The problems of industry are not merely those of machines, of technological processes, or of scientific engineering. An industrial conflict of various sorts is to be found merely in the definition of the dichotomous interests. The problem is one of human relationships the focus of attention must be on interpersonal relationships. It is for this reason that sociometry, which has grown out of clinical practice on human relationships, is so well adapted to needs of the scientists and clinicians working in the industrial situation. The interest in human relationships in industry on a large scale is rather recent. While economists wrote on the problem generations ago, while industrial psychologists have claimed a discipline for a generation, and while sociologists have been interested in group structure for half a century, the focus of attention by many disciplines in any concerted way has come about only in the last seventeen years.
The late arrival of group psychiatry and group psychotherapy has a plausible explanation when we consider the development of modern psychiatry out of somatic medicine.

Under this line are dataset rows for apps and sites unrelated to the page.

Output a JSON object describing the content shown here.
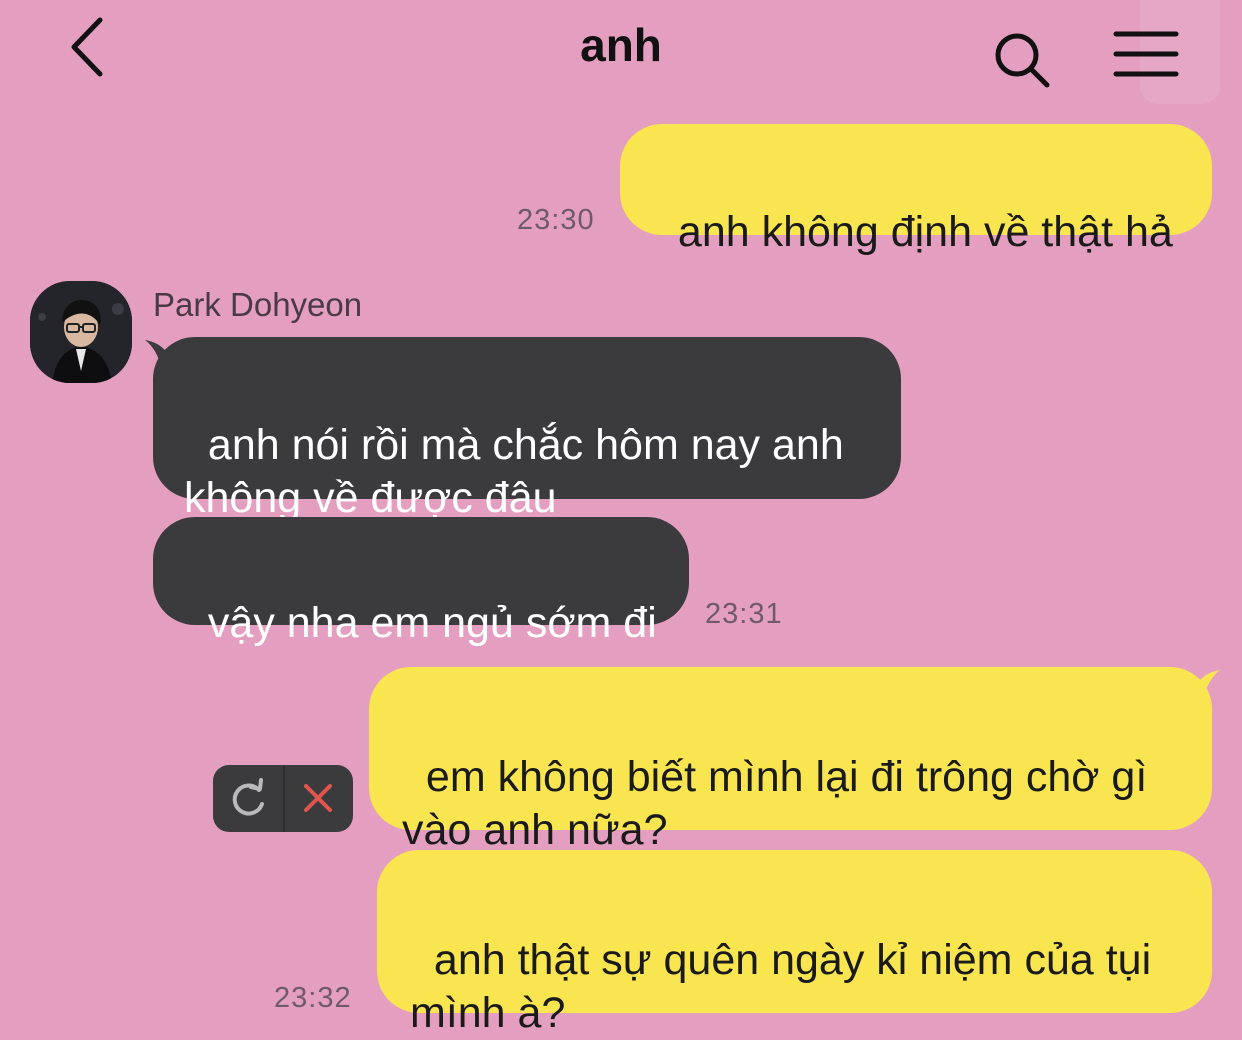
{
  "header": {
    "title": "anh",
    "icons": {
      "back": "chevron-left-icon",
      "search": "search-icon",
      "menu": "hamburger-menu-icon"
    }
  },
  "contact": {
    "name": "Park Dohyeon"
  },
  "messages": [
    {
      "from": "me",
      "text": "anh không định về thật hả",
      "time": "23:30"
    },
    {
      "from": "them",
      "text": "anh nói rồi mà chắc hôm nay anh\nkhông về được đâu"
    },
    {
      "from": "them",
      "text": "vậy nha em ngủ sớm đi",
      "time": "23:31"
    },
    {
      "from": "me",
      "text": "em không biết mình lại đi trông chờ gì\nvào anh nữa?",
      "status": "failed"
    },
    {
      "from": "me",
      "text": "anh thật sự quên ngày kỉ niệm của tụi\nmình à?",
      "time": "23:32"
    }
  ],
  "failed_actions": {
    "retry": "retry-icon",
    "delete": "close-icon"
  },
  "colors": {
    "background": "#e49ec0",
    "outgoing_bubble": "#f8e550",
    "incoming_bubble": "#3b3b3d",
    "delete_x": "#e0564e"
  }
}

In a particular group a subject may be used as an instrument to diagnose and as a therapeutic agent to treat the other subjects. The doctor as the final source of mental therapeusis has failed. Sociometric methods have demonstrated that therapeutic values are scattered throughout the membership of the group. One patient can treat the other. The role of the healer has changed from the owner and actor of therapy to its assigner and trustee. But as long as the agent of psychotherapy was a particular, special individual, a doctor or a priest, the consequence was that he was also the medium of therapy as well as the catalyzer of healing power.
Psychodrama projects actual processes, situations, roles, and conflicts into an experimental milieu, the therapeutic theatre a milieu which can be as broad as the wings of imagination can make it, yet inclusive of every particle of our real worlds. Applied to the marriage problem, it opens up new vistas for research and treatment. By far the most conspicuous marriage conflict brought to the attention of the psychodrarnatic consultant is the triangle, or better, the psychological triangle of husband, wife, and a third party, man or woman. The training of an auxiliary ego, especially in marriage problems, is of great importance. The auxiliary ego must learn to detach himself entirely from anything in his own private life which might bias him toward one or the other of the marriage partners. Elaborate spontaneity training may be necessary before his own private conflicts cease to affect his function as an auxiliary in marriage problems.